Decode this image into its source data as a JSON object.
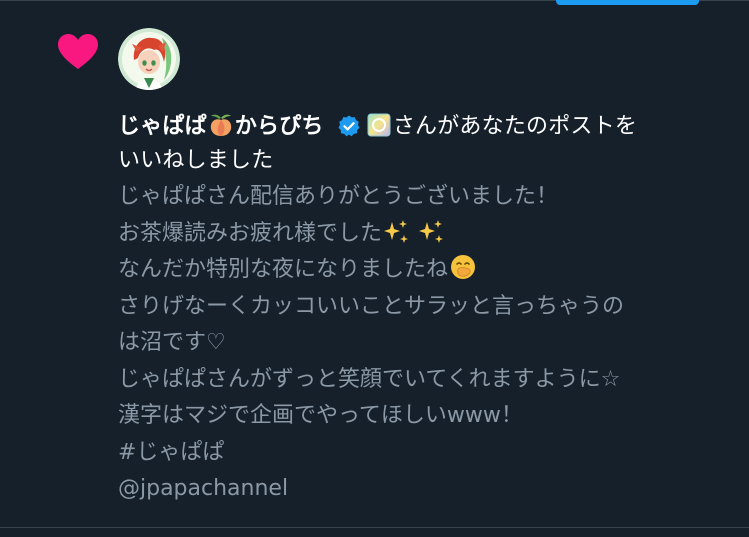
{
  "notification": {
    "icon": "heart-icon",
    "icon_color": "#f91880",
    "user_name_part1": "じゃぱぱ",
    "user_name_part2": "からぴち",
    "name_emoji_1": "peach-emoji",
    "verified_badge": "verified-badge-icon",
    "name_emoji_2": "gradient-badge-emoji",
    "action_text": "さんがあなたのポストを",
    "action_text_2": "いいねしました"
  },
  "post": {
    "line_1": "じゃぱぱさん配信ありがとうございました！",
    "line_2": "お茶爆読みお疲れ様でした",
    "line_2_emoji": "sparkles-emoji",
    "line_3": "なんだか特別な夜になりましたね",
    "line_3_emoji": "hand-over-mouth-emoji",
    "line_4": "さりげなーくカッコいいことサラッと言っちゃうの",
    "line_5": "は沼です♡",
    "line_6": "じゃぱぱさんがずっと笑顔でいてくれますように☆",
    "line_7": "漢字はマジで企画でやってほしいwww！",
    "line_8": "#じゃぱぱ",
    "line_9": "@jpapachannel"
  },
  "colors": {
    "background": "#15202b",
    "primary_text": "#ffffff",
    "secondary_text": "#8b98a5",
    "accent": "#1d9bf0",
    "like": "#f91880"
  }
}
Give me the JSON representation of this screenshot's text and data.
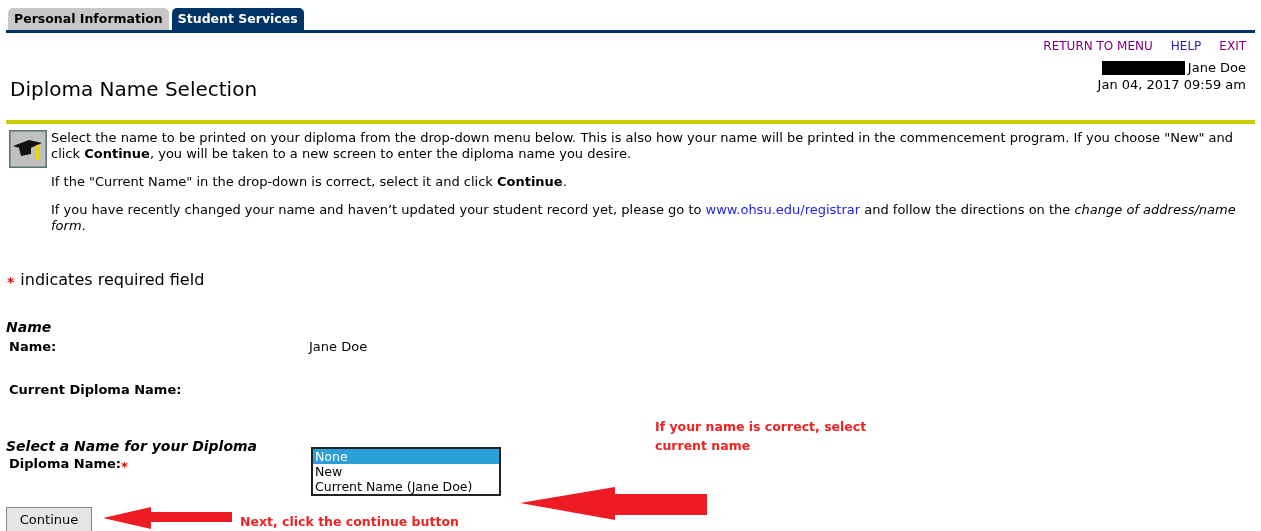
{
  "tabs": [
    {
      "label": "Personal Information",
      "selected": false
    },
    {
      "label": "Student Services",
      "selected": true
    }
  ],
  "nav_links": [
    "RETURN TO MENU",
    "HELP",
    "EXIT"
  ],
  "user": {
    "name": "Jane Doe",
    "date": "Jan 04, 2017 09:59 am"
  },
  "page_title": "Diploma Name Selection",
  "info": {
    "paragraphs": [
      {
        "text": "Select the name to be printed on your diploma from the drop-down menu below. This is also how your name will be printed in the commencement program. If you choose \"New\" and click **Continue**, you will be taken to a new screen to enter the diploma name you desire."
      },
      {
        "text": "If the \"Current Name\" in the drop-down is correct, select it and click **Continue**."
      },
      {
        "text": "If you have recently changed your name and haven’t updated your student record yet, please go to ",
        "link": "www.ohsu.edu/registrar",
        "after": " and follow the directions on the *change of address/name form*."
      }
    ]
  },
  "required_note": {
    "mark": "*",
    "text": "indicates required field"
  },
  "name_section": {
    "heading": "Name",
    "rows": [
      {
        "label": "Name:",
        "value": "Jane Doe"
      },
      {
        "label": "Current Diploma Name:"
      }
    ]
  },
  "diploma_section": {
    "heading": "Select a Name for your Diploma",
    "label": "Diploma Name:",
    "required_mark": "*",
    "options": [
      {
        "label": "None",
        "selected": true
      },
      {
        "label": "New",
        "selected": false
      },
      {
        "label": "Current Name (Jane Doe)",
        "selected": false
      }
    ]
  },
  "continue_button": "Continue",
  "annotations": [
    "If your name is correct, select current name",
    "Next, click the continue button"
  ]
}
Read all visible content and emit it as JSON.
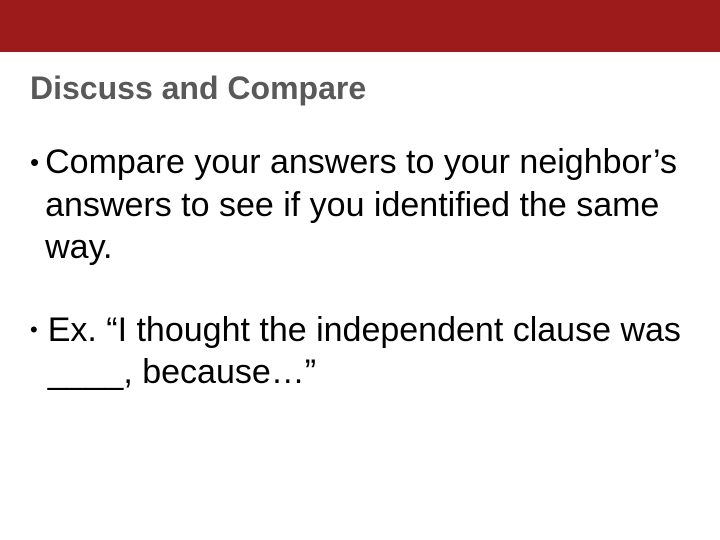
{
  "header": {},
  "title": "Discuss and Compare",
  "bullets": [
    {
      "marker": "•",
      "text": "Compare your answers to your neighbor’s answers to see if you identified the same way."
    },
    {
      "marker": "•",
      "text": " Ex. “I thought the independent clause was ____, because…”"
    }
  ]
}
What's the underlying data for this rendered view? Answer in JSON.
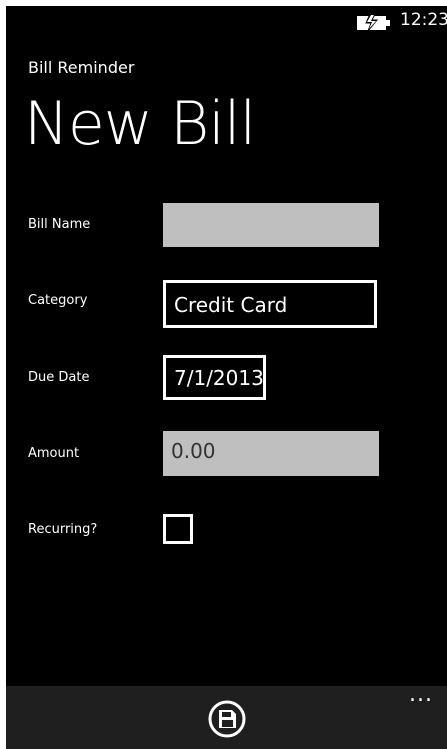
{
  "status_bar": {
    "time": "12:23",
    "battery_icon": "battery-charging-icon"
  },
  "header": {
    "app_name": "Bill Reminder",
    "page_title": "New Bill"
  },
  "form": {
    "bill_name": {
      "label": "Bill Name",
      "value": ""
    },
    "category": {
      "label": "Category",
      "value": "Credit Card"
    },
    "due_date": {
      "label": "Due Date",
      "value": "7/1/2013"
    },
    "amount": {
      "label": "Amount",
      "value": "0.00"
    },
    "recurring": {
      "label": "Recurring?",
      "checked": false
    }
  },
  "app_bar": {
    "save_icon": "save-icon",
    "more_label": "..."
  },
  "colors": {
    "background": "#000000",
    "foreground": "#ffffff",
    "textbox_fill": "#bfbfbf",
    "app_bar": "#1f1f1f"
  }
}
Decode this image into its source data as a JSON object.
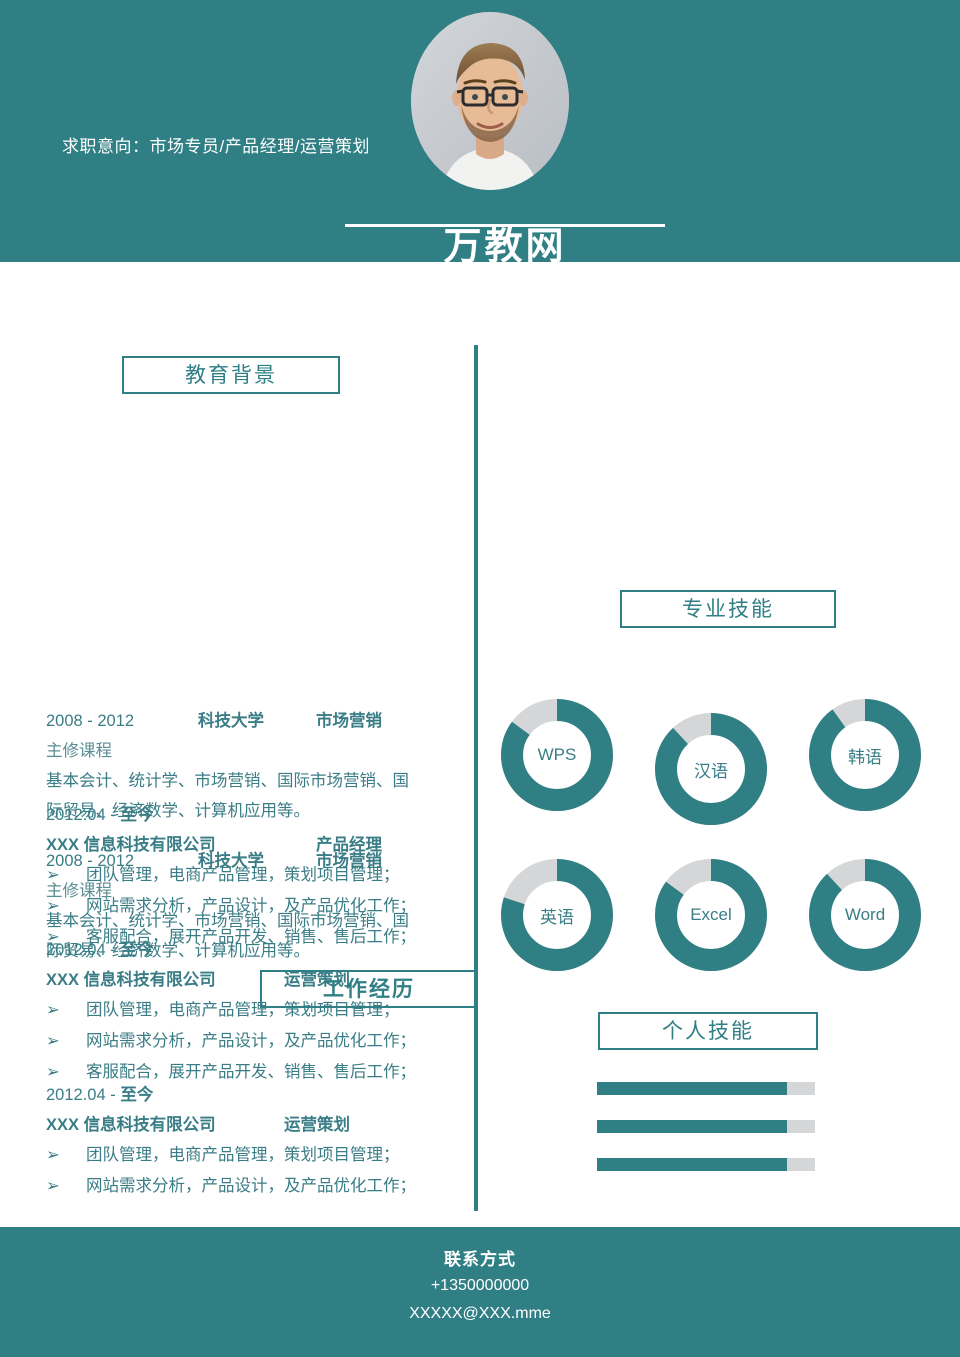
{
  "header": {
    "objective": "求职意向：市场专员/产品经理/运营策划",
    "logo": "万教网",
    "photo_alt": "portrait-photo"
  },
  "sections": {
    "education": "教育背景",
    "professional_skills": "专业技能",
    "personal_skills": "个人技能",
    "work_experience": "工作经历"
  },
  "education_entry": {
    "years": "2008 - 2012",
    "school": "科技大学",
    "major": "市场营销",
    "courses_label": "主修课程",
    "courses_line1": "基本会计、统计学、市场营销、国际市场营销、国",
    "courses_line2": "际贸易、经济数学、计算机应用等。"
  },
  "work_entries": [
    {
      "period_start": "2012.04 - ",
      "period_end": "至今",
      "company": "XXX 信息科技有限公司",
      "title": "产品经理",
      "bullets": [
        "团队管理，电商产品管理，策划项目管理；",
        "网站需求分析，产品设计，及产品优化工作；",
        "客服配合，展开产品开发、销售、售后工作；"
      ]
    },
    {
      "period_start": "2012.04 - ",
      "period_end": "至今",
      "company": "XXX 信息科技有限公司",
      "title": "运营策划",
      "bullets": [
        "团队管理，电商产品管理，策划项目管理；",
        "网站需求分析，产品设计，及产品优化工作；",
        "客服配合，展开产品开发、销售、售后工作；"
      ]
    },
    {
      "period_start": "2012.04 - ",
      "period_end": "至今",
      "company": "XXX 信息科技有限公司",
      "title": "运营策划",
      "bullets": [
        "团队管理，电商产品管理，策划项目管理；",
        "网站需求分析，产品设计，及产品优化工作；"
      ]
    }
  ],
  "bullet_marker": "➢",
  "chart_data": [
    {
      "type": "pie",
      "title": "专业技能",
      "subtype": "donut-gauge-set",
      "legend": "none",
      "items": [
        {
          "label": "WPS",
          "value": 85,
          "max": 100
        },
        {
          "label": "汉语",
          "value": 88,
          "max": 100
        },
        {
          "label": "韩语",
          "value": 90,
          "max": 100
        },
        {
          "label": "英语",
          "value": 80,
          "max": 100
        },
        {
          "label": "Excel",
          "value": 85,
          "max": 100
        },
        {
          "label": "Word",
          "value": 88,
          "max": 100
        }
      ],
      "colors": {
        "filled": "#2f7f85",
        "track": "#d4d6d8"
      }
    },
    {
      "type": "bar",
      "title": "个人技能",
      "subtype": "horizontal-progress",
      "categories": [
        "",
        "",
        ""
      ],
      "values": [
        87,
        87,
        87
      ],
      "xlim": [
        0,
        100
      ],
      "xlabel": "",
      "ylabel": "",
      "grid": false,
      "legend": "none",
      "colors": {
        "filled": "#2f7f85",
        "track": "#d4d6d8"
      }
    }
  ],
  "footer": {
    "title": "联系方式",
    "phone": "+1350000000",
    "email": "XXXXX@XXX.mme"
  },
  "colors": {
    "teal": "#2f7f85",
    "teal_text": "#3a7d86",
    "track_gray": "#d4d6d8",
    "white": "#ffffff"
  }
}
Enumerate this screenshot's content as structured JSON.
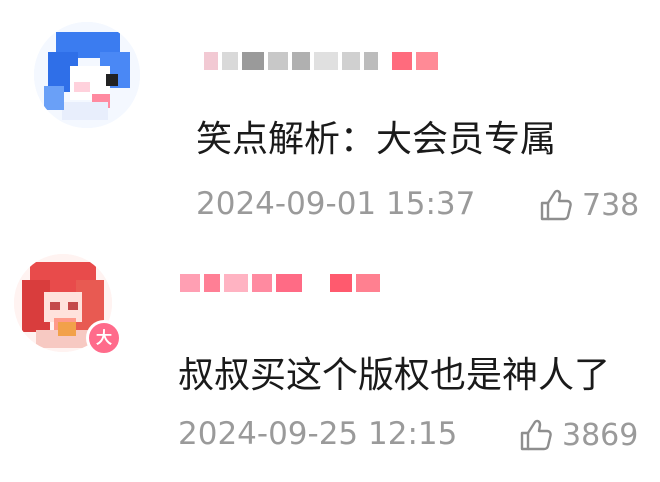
{
  "comments": [
    {
      "id": "c1",
      "avatar_icon": "blue-anime-avatar",
      "username_color": "#ff4d6d",
      "text": "笑点解析：大会员专属",
      "time": "2024-09-01 15:37",
      "like_icon": "thumb-up-icon",
      "likes": "738"
    },
    {
      "id": "c2",
      "avatar_icon": "red-hair-anime-avatar",
      "badge_text": "大",
      "badge_color": "#ff6b8b",
      "username_color": "#ff4d6d",
      "text": "叔叔买这个版权也是神人了",
      "time": "2024-09-25 12:15",
      "like_icon": "thumb-up-icon",
      "likes": "3869"
    }
  ]
}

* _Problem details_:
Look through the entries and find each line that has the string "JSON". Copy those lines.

* _Your solution_:
Decode this image into its source data as a JSON object.
Give me the JSON representation of this screenshot's text and data.
Read all visible content and emit it as JSON.
What's the underlying data for this rendered view? Answer in JSON.
Decode this image into its source data as a JSON object.
Enumerate this screenshot's content as structured JSON.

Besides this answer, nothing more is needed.